» Provided records
..............................

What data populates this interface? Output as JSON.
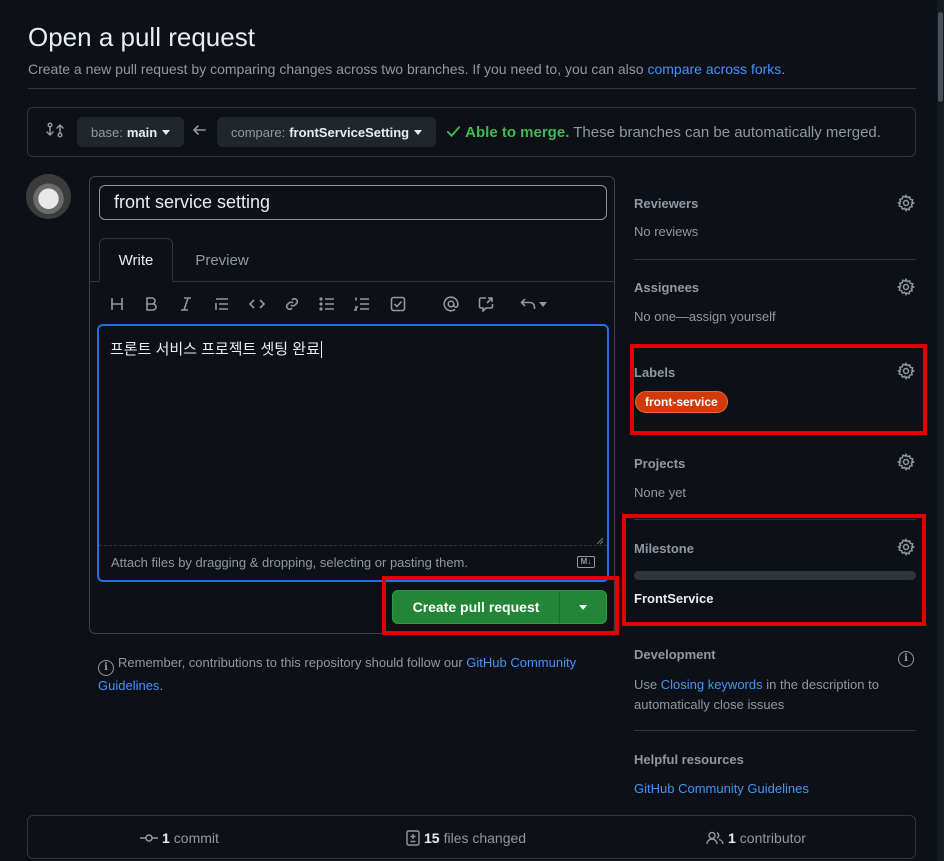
{
  "header": {
    "title": "Open a pull request",
    "subtitle": "Create a new pull request by comparing changes across two branches. If you need to, you can also ",
    "subtitle_link": "compare across forks",
    "subtitle_end": "."
  },
  "range": {
    "base_prefix": "base:",
    "base_branch": "main",
    "compare_prefix": "compare:",
    "compare_branch": "frontServiceSetting",
    "merge_ok": "Able to merge.",
    "merge_text": "These branches can be automatically merged."
  },
  "editor": {
    "title_value": "front service setting",
    "tab_write": "Write",
    "tab_preview": "Preview",
    "body": "프론트 서비스 프로젝트 셋팅 완료",
    "attach": "Attach files by dragging & dropping, selecting or pasting them.",
    "md_badge": "M↓",
    "create_label": "Create pull request"
  },
  "notice": {
    "text": "Remember, contributions to this repository should follow our ",
    "link": "GitHub Community Guidelines",
    "end": "."
  },
  "sidebar": {
    "reviewers": {
      "title": "Reviewers",
      "value": "No reviews"
    },
    "assignees": {
      "title": "Assignees",
      "value": "No one—assign yourself"
    },
    "labels": {
      "title": "Labels",
      "label": "front-service",
      "label_color": "#d33a0a"
    },
    "projects": {
      "title": "Projects",
      "value": "None yet"
    },
    "milestone": {
      "title": "Milestone",
      "name": "FrontService",
      "progress": 0
    },
    "development": {
      "title": "Development",
      "text_start": "Use ",
      "link": "Closing keywords",
      "text_end": " in the description to automatically close issues"
    },
    "helpful": {
      "title": "Helpful resources",
      "link": "GitHub Community Guidelines"
    }
  },
  "stats": {
    "commits_count": "1",
    "commits_label": "commit",
    "files_count": "15",
    "files_label": "files changed",
    "contributors_count": "1",
    "contributors_label": "contributor"
  },
  "colors": {
    "accent": "#4493f8",
    "success": "#238636",
    "highlight": "#e50000"
  }
}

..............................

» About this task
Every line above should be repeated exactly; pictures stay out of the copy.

» Reply to the exercise
What data populates this interface? Output as JSON.
{
  "header": {
    "title": "Open a pull request",
    "subtitle": "Create a new pull request by comparing changes across two branches. If you need to, you can also ",
    "subtitle_link": "compare across forks",
    "subtitle_end": "."
  },
  "range": {
    "base_prefix": "base:",
    "base_branch": "main",
    "compare_prefix": "compare:",
    "compare_branch": "frontServiceSetting",
    "merge_ok": "Able to merge.",
    "merge_text": "These branches can be automatically merged."
  },
  "editor": {
    "title_value": "front service setting",
    "tab_write": "Write",
    "tab_preview": "Preview",
    "body": "프론트 서비스 프로젝트 셋팅 완료",
    "attach": "Attach files by dragging & dropping, selecting or pasting them.",
    "md_badge": "M↓",
    "create_label": "Create pull request"
  },
  "notice": {
    "text": "Remember, contributions to this repository should follow our ",
    "link": "GitHub Community Guidelines",
    "end": "."
  },
  "sidebar": {
    "reviewers": {
      "title": "Reviewers",
      "value": "No reviews"
    },
    "assignees": {
      "title": "Assignees",
      "value": "No one—assign yourself"
    },
    "labels": {
      "title": "Labels",
      "label": "front-service",
      "label_color": "#d33a0a"
    },
    "projects": {
      "title": "Projects",
      "value": "None yet"
    },
    "milestone": {
      "title": "Milestone",
      "name": "FrontService",
      "progress": 0
    },
    "development": {
      "title": "Development",
      "text_start": "Use ",
      "link": "Closing keywords",
      "text_end": " in the description to automatically close issues"
    },
    "helpful": {
      "title": "Helpful resources",
      "link": "GitHub Community Guidelines"
    }
  },
  "stats": {
    "commits_count": "1",
    "commits_label": "commit",
    "files_count": "15",
    "files_label": "files changed",
    "contributors_count": "1",
    "contributors_label": "contributor"
  },
  "colors": {
    "accent": "#4493f8",
    "success": "#238636",
    "highlight": "#e50000"
  }
}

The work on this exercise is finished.